Friday, September 7, 2007

W. Scott Howard's "The Danger (Here)"/9/11 and the Crisis of Language

W. Scott Howard's long poem, "Shaping Time," is his response to September 11th. In sections such as "Unfinished Separations," Howard, in his words, reconfigures the linguistic terrain shared by Milton's twin poems, "L'Allegro" and "Il Penseroso," attempting to trace what may be heard and seen through the Moebius-like towers in each text. In "The Danger (Here)," Howard interrogates language's commensurability with such a national trauma.


Of words, the imminent danger
at work in this is precisely that

we might convince ourselves into
believing language is all the evidence

needed—a mere substance visible
of an immanence eluding our highest

windows—some terrible beauty glimpsed
if only through translation. “The north

tower stood for one hundred and two
minutes before crumpling to the ground

in eight seconds.” Such a thing
syntactically aligned belies a boundless

inner-scape. Phrases break
upon their transports where life and death

converge, reconfiguring what may not
or may be impossible. A structure of élan

and enormity, a mountain of sand vitrified,
iron & carbon alloyed—or, as they say,

gratte-ciel—can a sky or cloud scraper
crumple as notebook paper misshapen

from a child’s hand, butterfly wing,
up-side-down tumble? “Crippled

to a greater degree, the south tower
remained for fifty-six minutes,” then

in seconds ten: plunged headlong
from the autumnal skie, flaming,

hurling, hideous combustion and ruin
down & down, over & over—bottomless

tumbling, all into all—as we raged, wept
in luxurious captivity, neither able nor

not wanting to look away. From a stairwell,
many voices: “I started hearing them

coming down individually, the sheer
pounding of one going into the next,

in pancake fashion, louder and louder,
worse and worse. And I’m waiting there

for the one noise to come and end it,
for the something that never happens.”

Another said: the deep roaring was
of the Devil’s throat; the foul wind,

a breath of creation. In fire and ash
for all things an exchange? In the midst

of change, a divine stubbornness perhaps
misdirecting the course? Somewhere

in the vortex dwells an “Appell of Golde
representynge the shape of the worlde”—

Koenig’s Sphere transfigured—everything
into something else, nothing again ever
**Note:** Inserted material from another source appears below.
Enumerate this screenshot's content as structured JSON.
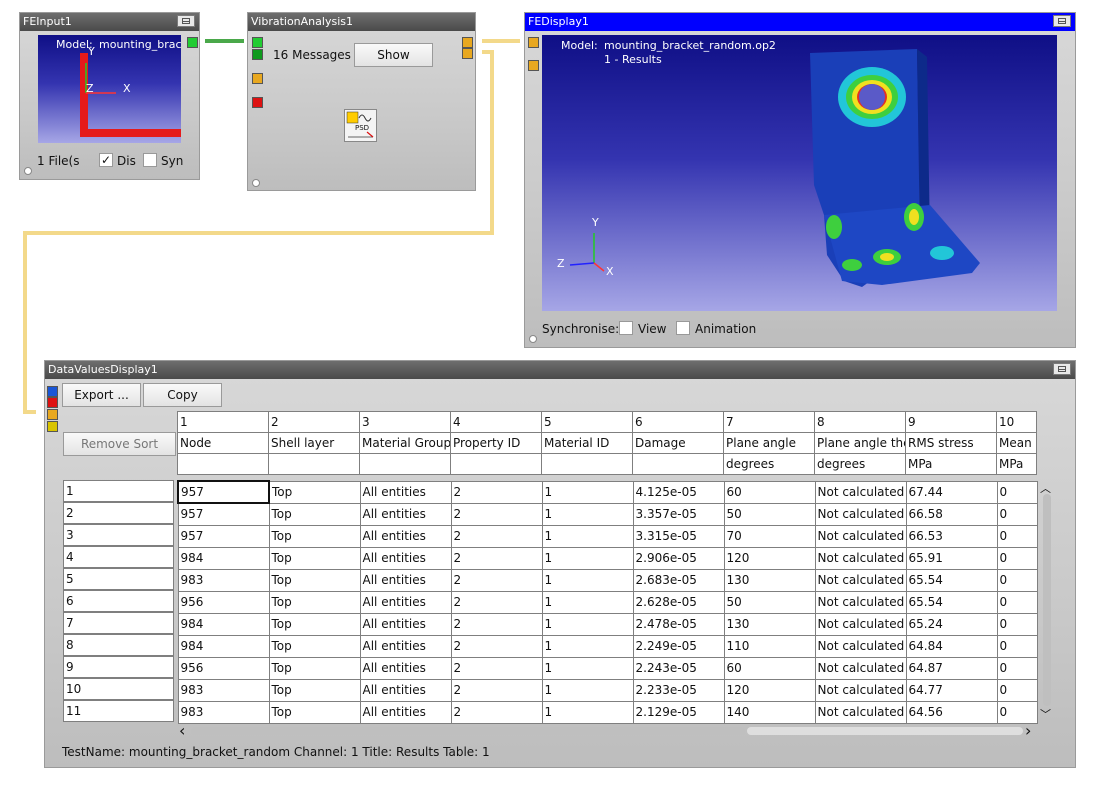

undone thereby. Near the beginning of
this particular origin of fear, unhinged

by the interruption of pass-times,
dumbfounded by the absence

of jet trails, we brooded over disaster,
raised arms in the Name of names,

twisted shock into awe, exported terror
for the same return. WMDs: HOAXes.

Intelligence reports: oxymora perverse.
Once lost, twice found? Where’s meaning

in this truth-is-where-truth-where-is?
“The towers all fall down—

Daddy crying, why down, all fall down?”
My children look up to their capricious

accomplishments—stacked, strange,
noble efforts of imagination—precarious

and colorful as their rites of possession
and passage. Then, from those heights

of whimsy, the inevitable slow crash—
a scattering of plastics, the ardent search

and rescue. Will they ask about this?
Will they desire explanations, fictions,

or testimonies inadmissible? In matters
as such as these, a story spoken splits

nerves, wrings a winding sheet, raises
flags for burning, hauls buckets,

dispatches a life. “Why shouldest thou
take no knowledge of me, seeing I am

a stranger?” Language in a darkness
blurs, descending in an absence, coils,
tightens, or grows slack. For some

a single word rising limns the world
habitable. Others give their voices

to the wanting ground.

1 comment:

Anonymous said...

It is extremely interesting for me to read that post. Thanks for it. I like such themes and anything connected to them. I would like to read a bit more soon.